Today I met a young developer, who is developing a new online product. He told me he’ll skip the trial version and will offer the perfect program from the start. Sigh!
Many small business owners waste a lot of time obsessing about developing their new products to “perfection” before actually selling them when they could be already making money. In this guest post Health Coach Rena Reiser shares her real “from the trenches” experience of developing her teleconference course.
As part of expanding my business in women’s health coaching, I wanted to offer teleconference workshops. I had given my “Healthy Ima” workshop in-person before, and figured that the teleconference would just be an extension of that. To my surprise, it REALLY wasn’t.
My biggest obstacle going forward with the first teleconference series was wanting it to be perfect. Deep down I knew it was not going to be perfect, but I secretly hoped that somehow it would all work out exactly as I had envisioned. That probably gave me the push I needed to just do it! Logically, though, I knew that at the very least my product was good ENOUGH to keep the teleconference from being a total failure, even if it would be flawed. I knew that if I didn’t go for it this time, I could keep perfecting it and perfecting it and never feel that it was perfected enough. Who knows, even after all that perfecting, there still could have been room for improvement. I am human, after all! Just going for it was essential if I was ever going to move forward with this part of my business.
Real fears showed up AFTER I scheduled the first teleconference. There were many decisions to make in order to get the right feel and make it actually work.
One deliberation was whether to keep the line unlocked so that each person could unmute themselves whenever they had a question or comment, or keep the line locked and when someone wanted to say something it would show up on my computer. “Unlocked” would lead to a casual and relaxed setting, which could help the participants feel at ease and be more open to participating. “Locked” would lead to a more formal setting, would be more focused, yet make it harder to get participation. I was also concerned that I would end up droning on and on.
I solved this issue by comparing the two options side by side. Then it became clear that for me it was better to err on the side of caution and choose the “locked” route. I felt it would be more professional and help me deliver the ideas more clearly.
I was all set and ready to go. The day of the first class came. I had my computer set up, my phone, my back-up phone, my notes…and my husband sitting across from me, so that I would feel more like I was talking to someone and not just lecturing into space!

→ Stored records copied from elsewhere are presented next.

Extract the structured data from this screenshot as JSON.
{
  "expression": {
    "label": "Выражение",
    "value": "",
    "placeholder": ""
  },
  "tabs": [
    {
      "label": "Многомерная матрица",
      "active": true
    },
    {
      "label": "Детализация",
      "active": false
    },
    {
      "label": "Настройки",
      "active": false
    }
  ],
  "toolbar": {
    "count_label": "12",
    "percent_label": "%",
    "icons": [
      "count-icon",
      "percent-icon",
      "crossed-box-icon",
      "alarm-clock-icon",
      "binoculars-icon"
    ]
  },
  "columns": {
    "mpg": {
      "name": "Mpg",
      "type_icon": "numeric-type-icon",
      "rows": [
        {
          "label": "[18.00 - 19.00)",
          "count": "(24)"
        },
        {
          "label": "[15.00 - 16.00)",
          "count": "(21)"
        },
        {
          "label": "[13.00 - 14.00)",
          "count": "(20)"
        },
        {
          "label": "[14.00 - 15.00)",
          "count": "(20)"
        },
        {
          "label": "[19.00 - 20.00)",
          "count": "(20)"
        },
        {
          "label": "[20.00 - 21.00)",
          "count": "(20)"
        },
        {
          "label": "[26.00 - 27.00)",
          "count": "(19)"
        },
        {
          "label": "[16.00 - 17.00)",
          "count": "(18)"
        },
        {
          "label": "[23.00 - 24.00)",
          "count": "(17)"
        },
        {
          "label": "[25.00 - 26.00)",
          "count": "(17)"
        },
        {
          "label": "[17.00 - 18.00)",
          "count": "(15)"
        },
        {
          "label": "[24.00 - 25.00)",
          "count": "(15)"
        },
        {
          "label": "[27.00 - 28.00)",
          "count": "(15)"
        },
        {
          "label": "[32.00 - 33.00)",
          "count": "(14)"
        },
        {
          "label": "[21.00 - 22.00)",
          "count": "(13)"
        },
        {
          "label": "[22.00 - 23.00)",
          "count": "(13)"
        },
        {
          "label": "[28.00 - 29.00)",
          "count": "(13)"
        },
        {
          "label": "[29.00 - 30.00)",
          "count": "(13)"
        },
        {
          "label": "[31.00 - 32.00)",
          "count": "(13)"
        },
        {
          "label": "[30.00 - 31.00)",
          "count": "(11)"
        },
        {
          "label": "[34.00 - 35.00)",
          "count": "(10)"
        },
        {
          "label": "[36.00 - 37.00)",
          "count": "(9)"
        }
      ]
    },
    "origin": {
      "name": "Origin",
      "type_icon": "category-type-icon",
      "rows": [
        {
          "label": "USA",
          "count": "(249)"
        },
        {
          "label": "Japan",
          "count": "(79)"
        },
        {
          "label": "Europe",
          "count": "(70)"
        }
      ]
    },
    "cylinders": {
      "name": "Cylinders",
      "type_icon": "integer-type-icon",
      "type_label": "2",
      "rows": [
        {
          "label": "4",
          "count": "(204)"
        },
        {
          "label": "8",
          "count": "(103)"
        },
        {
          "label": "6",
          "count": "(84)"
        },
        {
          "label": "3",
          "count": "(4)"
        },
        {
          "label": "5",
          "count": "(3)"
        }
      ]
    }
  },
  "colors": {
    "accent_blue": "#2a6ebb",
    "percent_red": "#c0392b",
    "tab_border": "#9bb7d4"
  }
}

I’ll be honest — it wasn’t perfect. The way I had structured the class was that we learned part of the material and then I gave them homework to prepare for the next class. In hindsight, it would have been better to incorporate this as a group activity and spend less time on it altogether.
Second class. I tried to compensate for my mistake of the first class and spent too much time on interactive activity, so I didn’t actually finish all the material I had prepared!
Since I had fallen behind in the second class, my third class was a lot of information. When I finished blabbering, one of the participants came on the call and confessed that she was overwhelmed. Of course, not being able to see their facial expressions, I didn’t do something which comes organically when we give a class in person, which is to repeat information a few times and stop for questions as they come up.
By the time the fourth class came around, I had learned my lesson. It was a good balance of information, repetition, tips, and group activity. I had finally found the right structure! For now.
I built the fifth class the same way, and it too was a success. Now I have a better feel for what a teleconference should be.
Now that this series is just about finished, I have a clearer vision of what it’s supposed to look like. This is a benefit that I never could have had without doing it first. I already have plans of how to restructure the material in a way that will be better organized for a teleconference as opposed to an in-person workshop.
Another takeaway is that today I have a realistic description of what my teleconference is like for marketing. I couldn’t quite describe what the teleconference would be like until I actually gave it. When I received inquiry phone calls about it, I was describing the workshops to the potential participants as they were in-person. I knew that something was “off” about my description, and couldn’t quite put my finger on it. Now that I have a clearer vision of the direction I want to go in, my conversations with potential participants are so much more meaningful and productive.
Overall, this experience has taught me that now when developing new programs and offerings, I will offer it in Beta for my friends or a select number of people on my mailing list in order to work out the kinks before offering it to the greater public.
So what are your thoughts? Where is the right middle ground between a developing a new product that is good enough and too much perfecting?
Rena is a women’s health coach who teaches Jewish women how to make health simple, quick and inexpensive so that they can feel good AND good about themselves. For more information about her Beta products and to get your copy of her FREE e-book “30 Simple and Inexpensive Ways to Feel Healthier and Energized”, visit www.health-e-book.com.